Ukraine: little has changed

// Series of testimonials “a day in prison”* (6)

In prison, days follow one another but are not always identical. The conditions of detention, the rhythm of the days, the possibility of receiving visits, medical treatment, the food, or even access to one’s right to defense, vary considerably from one prison to another, from one country to another. Prison Insider publishes testimonials of people who live or have lived in prison and can share their experience. This series of testimonials, “A day in prison”, puts into words the varying realities of imprisonment around the world.

— in collaboration with Ukraine without Torture.

Sergiy was incarcerated during four years between 2001 and 2005 in the Ukrainian prison of Cherkasy. He is now 37 and works for an NGO. For Prison Insider, he describes how a day used to be like for him. His testimonial is of the utmost relevance because according to our correspondents Ukraine without Torture, prison life has changed little since.

Then you wait for the counting.

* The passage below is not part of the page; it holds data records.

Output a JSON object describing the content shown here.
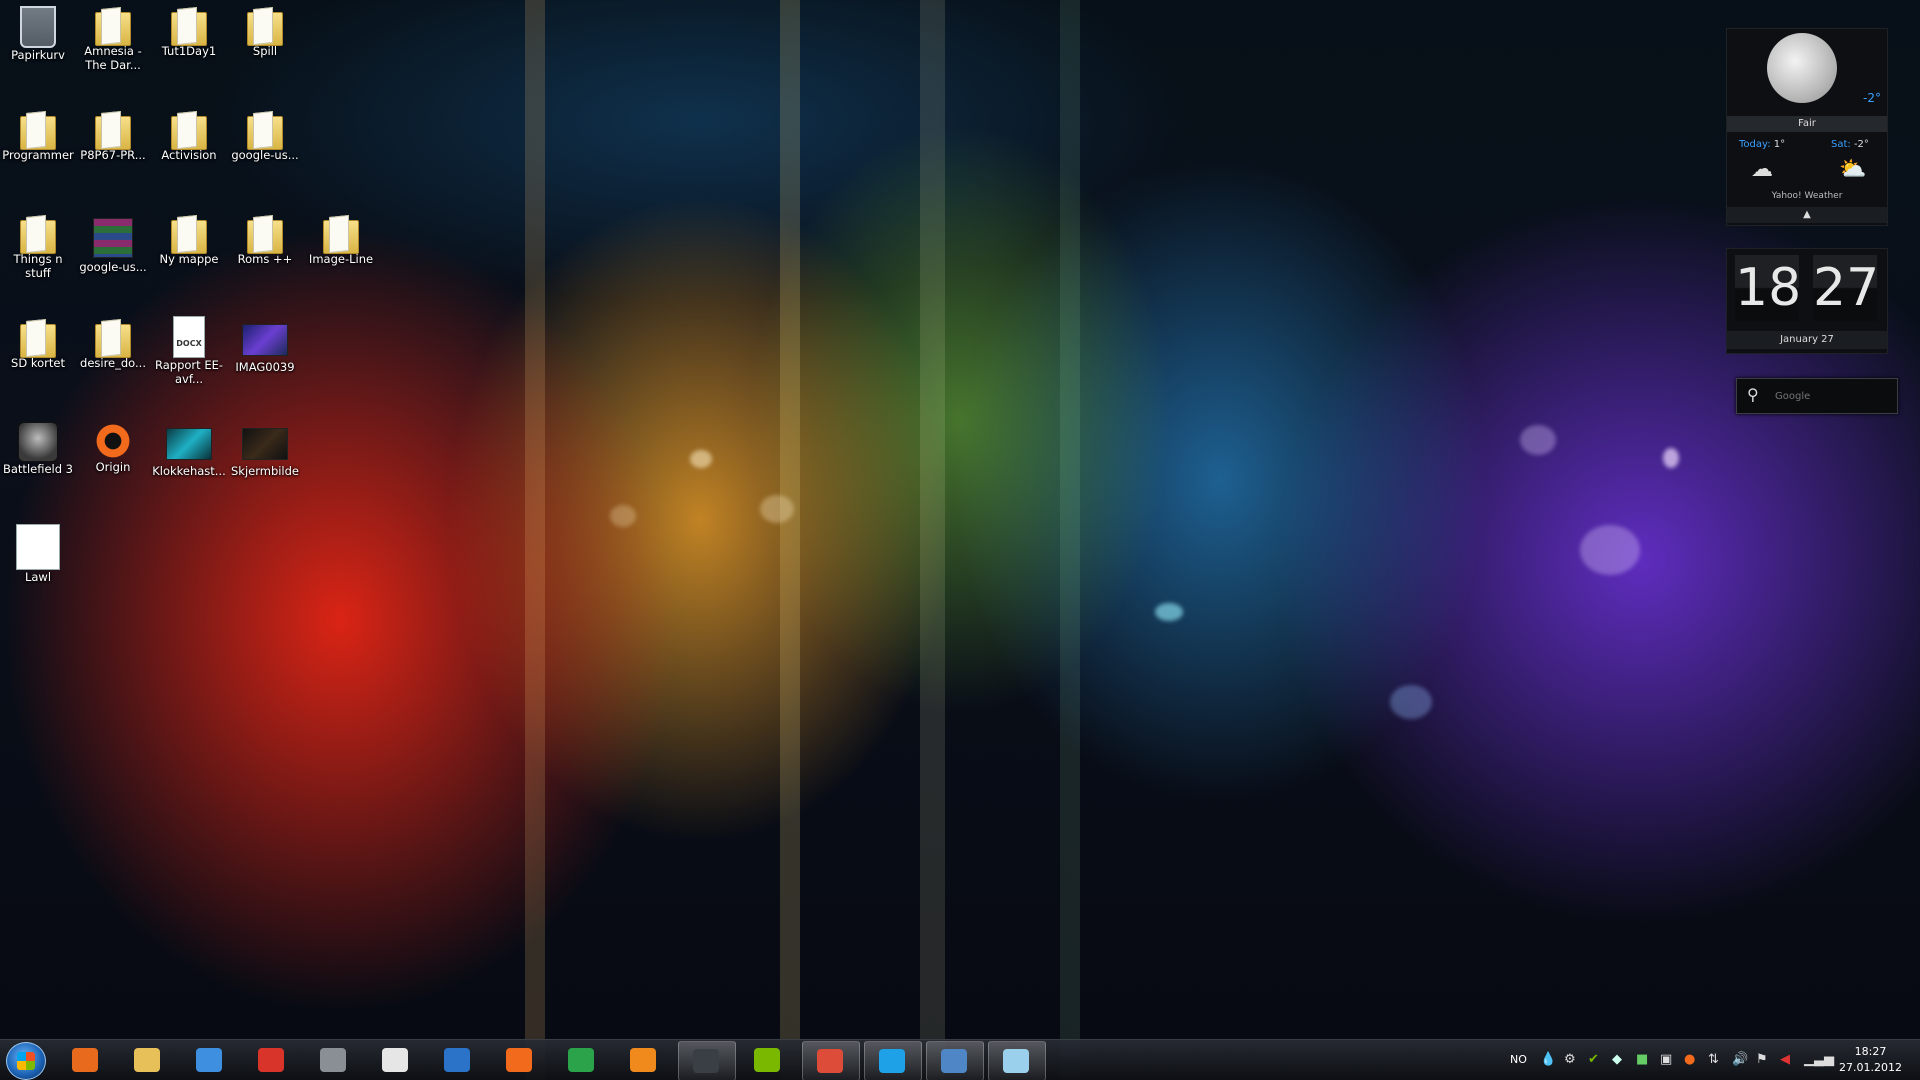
{
  "desktop": {
    "icons": [
      {
        "label": "Papirkurv",
        "icon": "recycle-bin-icon"
      },
      {
        "label": "Amnesia - The Dar...",
        "icon": "folder-icon"
      },
      {
        "label": "Tut1Day1",
        "icon": "folder-icon"
      },
      {
        "label": "Spill",
        "icon": "folder-icon"
      },
      {
        "label": "Programmer",
        "icon": "folder-icon"
      },
      {
        "label": "P8P67-PR...",
        "icon": "folder-icon"
      },
      {
        "label": "Activision",
        "icon": "folder-icon"
      },
      {
        "label": "google-us...",
        "icon": "folder-icon"
      },
      {
        "label": "Things n stuff",
        "icon": "folder-icon"
      },
      {
        "label": "google-us...",
        "icon": "winrar-archive-icon"
      },
      {
        "label": "Ny mappe",
        "icon": "folder-icon"
      },
      {
        "label": "Roms ++",
        "icon": "folder-icon"
      },
      {
        "label": "Image-Line",
        "icon": "folder-icon"
      },
      {
        "label": "SD kortet",
        "icon": "folder-icon"
      },
      {
        "label": "desire_do...",
        "icon": "folder-icon"
      },
      {
        "label": "Rapport EE-avf...",
        "icon": "docx-file-icon",
        "badge": "DOCX"
      },
      {
        "label": "IMAG0039",
        "icon": "image-file-icon"
      },
      {
        "label": "Battlefield 3",
        "icon": "battlefield-shortcut-icon"
      },
      {
        "label": "Origin",
        "icon": "origin-shortcut-icon"
      },
      {
        "label": "Klokkehast...",
        "icon": "image-file-icon"
      },
      {
        "label": "Skjermbilde",
        "icon": "image-file-icon"
      },
      {
        "label": "Lawl",
        "icon": "text-file-icon"
      }
    ]
  },
  "weather": {
    "current_temp": "-2°",
    "condition": "Fair",
    "today_label": "Today:",
    "today_temp": "1°",
    "sat_label": "Sat:",
    "sat_temp": "-2°",
    "provider": "Yahoo! Weather",
    "collapse_glyph": "▲"
  },
  "clock": {
    "hour": "18",
    "minute": "27",
    "date": "January 27"
  },
  "google_search": {
    "placeholder": "Google"
  },
  "taskbar": {
    "pinned": [
      {
        "name": "windows-media-player",
        "color": "#e86a1c"
      },
      {
        "name": "explorer",
        "color": "#e8c05a"
      },
      {
        "name": "itunes",
        "color": "#3f8fe0"
      },
      {
        "name": "ccleaner",
        "color": "#d8342a"
      },
      {
        "name": "sc-tool",
        "color": "#8a8f96"
      },
      {
        "name": "notepad-doc",
        "color": "#e6e6e6"
      },
      {
        "name": "city-app",
        "color": "#2a73c8"
      },
      {
        "name": "origin",
        "color": "#f26a1b"
      },
      {
        "name": "cpuid",
        "color": "#2aa34a"
      },
      {
        "name": "firefox",
        "color": "#f08a1c"
      },
      {
        "name": "steam",
        "color": "#3a3f45"
      },
      {
        "name": "spotify",
        "color": "#7ab800"
      },
      {
        "name": "chrome",
        "color": "#dd4b39"
      },
      {
        "name": "skype",
        "color": "#1ea1e6"
      },
      {
        "name": "control-panel",
        "color": "#4f86c6"
      },
      {
        "name": "paint",
        "color": "#9ad0ec"
      }
    ],
    "language": "NO",
    "time": "18:27",
    "date": "27.01.2012"
  }
}
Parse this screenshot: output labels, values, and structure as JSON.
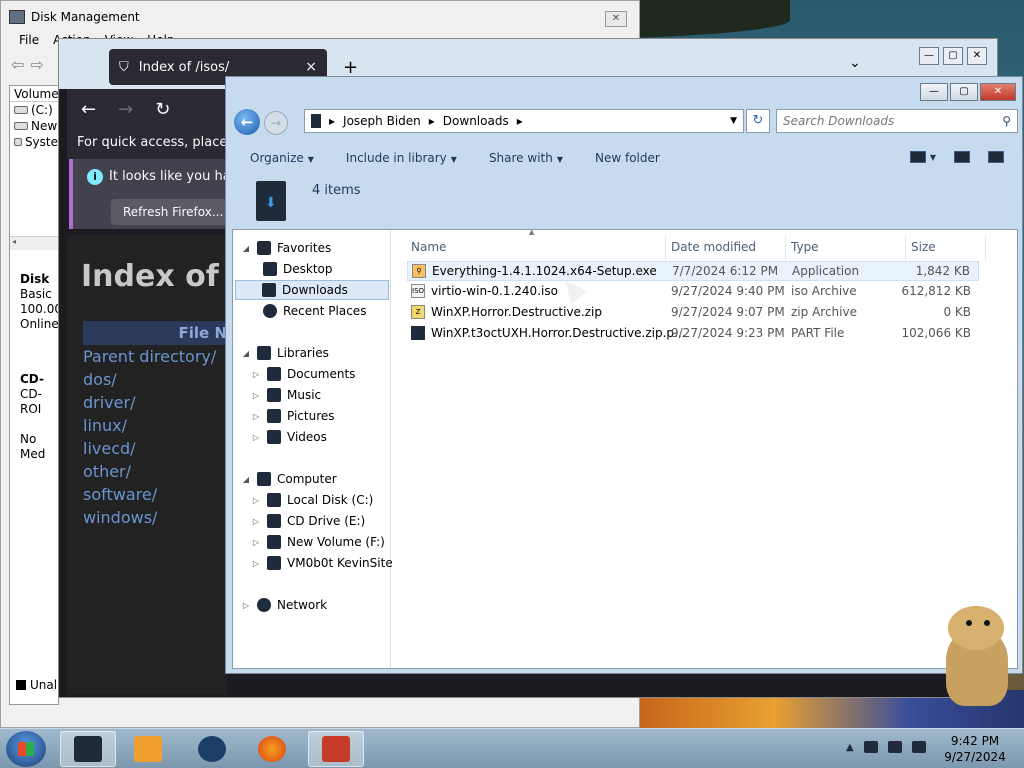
{
  "disk_management": {
    "title": "Disk Management",
    "close": "✕",
    "menu": [
      "File",
      "Action",
      "View",
      "Help"
    ],
    "volume_header": "Volume",
    "volumes": [
      "(C:)",
      "New",
      "Syste"
    ],
    "disk0": {
      "name": "Disk",
      "type": "Basic",
      "size": "100.00",
      "status": "Online"
    },
    "cd0": {
      "name": "CD-",
      "type": "CD-ROI",
      "status": "No Med"
    },
    "unallocated": "Unall"
  },
  "firefox": {
    "tab_title": "Index of /isos/",
    "tab_close": "×",
    "new_tab": "+",
    "tab_list": "⌄",
    "nav": {
      "back": "←",
      "forward": "→",
      "reload": "↻"
    },
    "quick_access": "For quick access, place your",
    "notice_text": "It looks like you haven",
    "refresh_button": "Refresh Firefox...",
    "page_heading": "Index of /",
    "file_header": "File N",
    "links": [
      "Parent directory/",
      "dos/",
      "driver/",
      "linux/",
      "livecd/",
      "other/",
      "software/",
      "windows/"
    ]
  },
  "explorer": {
    "caption": {
      "minimize": "—",
      "maximize": "▢",
      "close": "✕"
    },
    "breadcrumb": [
      "Joseph Biden",
      "Downloads"
    ],
    "search_placeholder": "Search Downloads",
    "toolbar": {
      "organize": "Organize",
      "include": "Include in library",
      "share": "Share with",
      "new_folder": "New folder"
    },
    "item_count": "4 items",
    "nav": {
      "favorites": "Favorites",
      "desktop": "Desktop",
      "downloads": "Downloads",
      "recent": "Recent Places",
      "libraries": "Libraries",
      "documents": "Documents",
      "music": "Music",
      "pictures": "Pictures",
      "videos": "Videos",
      "computer": "Computer",
      "local_disk": "Local Disk (C:)",
      "cd_drive": "CD Drive (E:)",
      "new_volume": "New Volume (F:)",
      "vm": "VM0b0t KevinSite",
      "network": "Network"
    },
    "columns": {
      "name": "Name",
      "date": "Date modified",
      "type": "Type",
      "size": "Size"
    },
    "files": [
      {
        "name": "Everything-1.4.1.1024.x64-Setup.exe",
        "date": "7/7/2024 6:12 PM",
        "type": "Application",
        "size": "1,842 KB",
        "icon": "app-icon"
      },
      {
        "name": "virtio-win-0.1.240.iso",
        "date": "9/27/2024 9:40 PM",
        "type": "iso Archive",
        "size": "612,812 KB",
        "icon": "iso-icon"
      },
      {
        "name": "WinXP.Horror.Destructive.zip",
        "date": "9/27/2024 9:07 PM",
        "type": "zip Archive",
        "size": "0 KB",
        "icon": "zip-icon"
      },
      {
        "name": "WinXP.t3octUXH.Horror.Destructive.zip.p...",
        "date": "9/27/2024 9:23 PM",
        "type": "PART File",
        "size": "102,066 KB",
        "icon": "part-icon"
      }
    ]
  },
  "taskbar": {
    "time": "9:42 PM",
    "date": "9/27/2024",
    "tray_arrow": "▲"
  }
}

It begins at 8.30–9.00 and proceeds like this: you are taken out of the barrack into the streets, no matter the weather conditions.

One can refuse to work, but may as a result end up in the punishment cell

Evening times are by far liveliest moments in the blocks